Wastepickers who scour the streets of Khayelitsha and Mitchell’s Plain for recyclables complained about lack of recognition and their poor working conditions. They were speaking at an event organised by Distell, a multinational brewing and beverage company, in Khayelitsha on Friday. Four wastepickers were presented with trolleys made by Maker Station.
50-year-old Samuel Fortune from Tafelsig in Mitchell’s Plain claims that he was the first wastepicker in his area. “I have been scurreling for 25 years and now I do it with my wife. My day starts at 03h00 everyday. We go out in the dark and we are always faced with thugs who want to rob us of our money or the waste that we have collected,” he said.

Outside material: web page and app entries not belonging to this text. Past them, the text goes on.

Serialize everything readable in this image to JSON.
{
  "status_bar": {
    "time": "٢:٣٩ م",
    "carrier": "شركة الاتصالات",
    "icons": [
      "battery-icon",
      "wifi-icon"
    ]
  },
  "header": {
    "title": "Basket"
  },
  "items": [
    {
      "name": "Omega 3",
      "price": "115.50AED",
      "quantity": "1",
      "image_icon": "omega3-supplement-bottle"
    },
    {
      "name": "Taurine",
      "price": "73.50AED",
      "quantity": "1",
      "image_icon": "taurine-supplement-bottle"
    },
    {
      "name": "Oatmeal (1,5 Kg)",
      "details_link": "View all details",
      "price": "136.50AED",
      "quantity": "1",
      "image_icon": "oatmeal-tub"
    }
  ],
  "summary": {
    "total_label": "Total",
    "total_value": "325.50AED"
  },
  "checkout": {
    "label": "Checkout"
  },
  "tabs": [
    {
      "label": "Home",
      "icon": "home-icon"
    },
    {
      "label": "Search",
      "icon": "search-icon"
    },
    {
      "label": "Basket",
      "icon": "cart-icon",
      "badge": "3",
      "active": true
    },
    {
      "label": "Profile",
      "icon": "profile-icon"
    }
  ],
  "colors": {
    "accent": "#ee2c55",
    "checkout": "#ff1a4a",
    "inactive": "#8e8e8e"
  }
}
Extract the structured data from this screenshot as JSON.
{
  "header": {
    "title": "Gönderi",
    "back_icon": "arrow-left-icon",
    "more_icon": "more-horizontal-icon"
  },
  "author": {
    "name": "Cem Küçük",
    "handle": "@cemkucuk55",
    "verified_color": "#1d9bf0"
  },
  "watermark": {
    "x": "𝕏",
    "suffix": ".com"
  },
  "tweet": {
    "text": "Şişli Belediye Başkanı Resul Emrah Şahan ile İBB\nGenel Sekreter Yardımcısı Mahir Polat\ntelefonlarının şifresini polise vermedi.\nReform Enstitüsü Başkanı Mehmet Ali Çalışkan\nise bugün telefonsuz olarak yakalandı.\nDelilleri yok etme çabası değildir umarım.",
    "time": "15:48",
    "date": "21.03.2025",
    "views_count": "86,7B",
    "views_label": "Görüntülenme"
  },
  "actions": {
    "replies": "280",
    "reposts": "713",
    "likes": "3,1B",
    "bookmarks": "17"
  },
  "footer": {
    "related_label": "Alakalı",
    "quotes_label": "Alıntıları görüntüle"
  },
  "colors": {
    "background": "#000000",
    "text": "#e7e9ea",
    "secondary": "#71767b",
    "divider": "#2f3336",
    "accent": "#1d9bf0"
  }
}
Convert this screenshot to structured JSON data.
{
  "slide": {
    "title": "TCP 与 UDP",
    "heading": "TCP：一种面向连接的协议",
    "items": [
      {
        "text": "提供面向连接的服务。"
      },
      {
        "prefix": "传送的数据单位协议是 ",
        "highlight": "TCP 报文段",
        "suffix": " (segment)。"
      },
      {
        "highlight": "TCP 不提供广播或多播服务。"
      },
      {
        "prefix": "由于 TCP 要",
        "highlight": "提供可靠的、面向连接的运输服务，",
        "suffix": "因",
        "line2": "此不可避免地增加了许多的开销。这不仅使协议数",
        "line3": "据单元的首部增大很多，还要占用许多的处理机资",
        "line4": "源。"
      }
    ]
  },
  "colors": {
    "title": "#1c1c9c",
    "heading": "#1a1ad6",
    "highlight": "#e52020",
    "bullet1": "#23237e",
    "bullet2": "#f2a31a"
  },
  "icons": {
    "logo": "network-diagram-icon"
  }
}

Mbulelo Mgolombane, who buys recyclables from wastepickers and sells it to big recycling companies, said that they buried two wastepickers recently who were knocked down by cars. “They are not safe from the thugs and the cars on the road. Because most of them use grocery shop trolleys they have to push them on the road and because some roads are small they get knocked by cars at night,” he said.
Mgolombane told Elitsha that he buys about 850kg of plastic, bottles, white paper and cans everyday from wastepickers.
Wastepickers collect waste to sell to recyclers and by doing so are contributing to the cleanliness of the city and the general environment. “Ours is seen as dirty work, even though we work hard and contribute to the cleanliness of our cities. We hope that one day we will be recognised,” said Mgolombane.
Ron Mukanya, who is a director of sustainability at the Department of Environmental Affairs and Development Planning admitted that wastepickers play a huge role at no cost to government. “They create jobs for themselves and contribute to the clean environment of the city even though they are not paid by the City or government,” said Mukanya.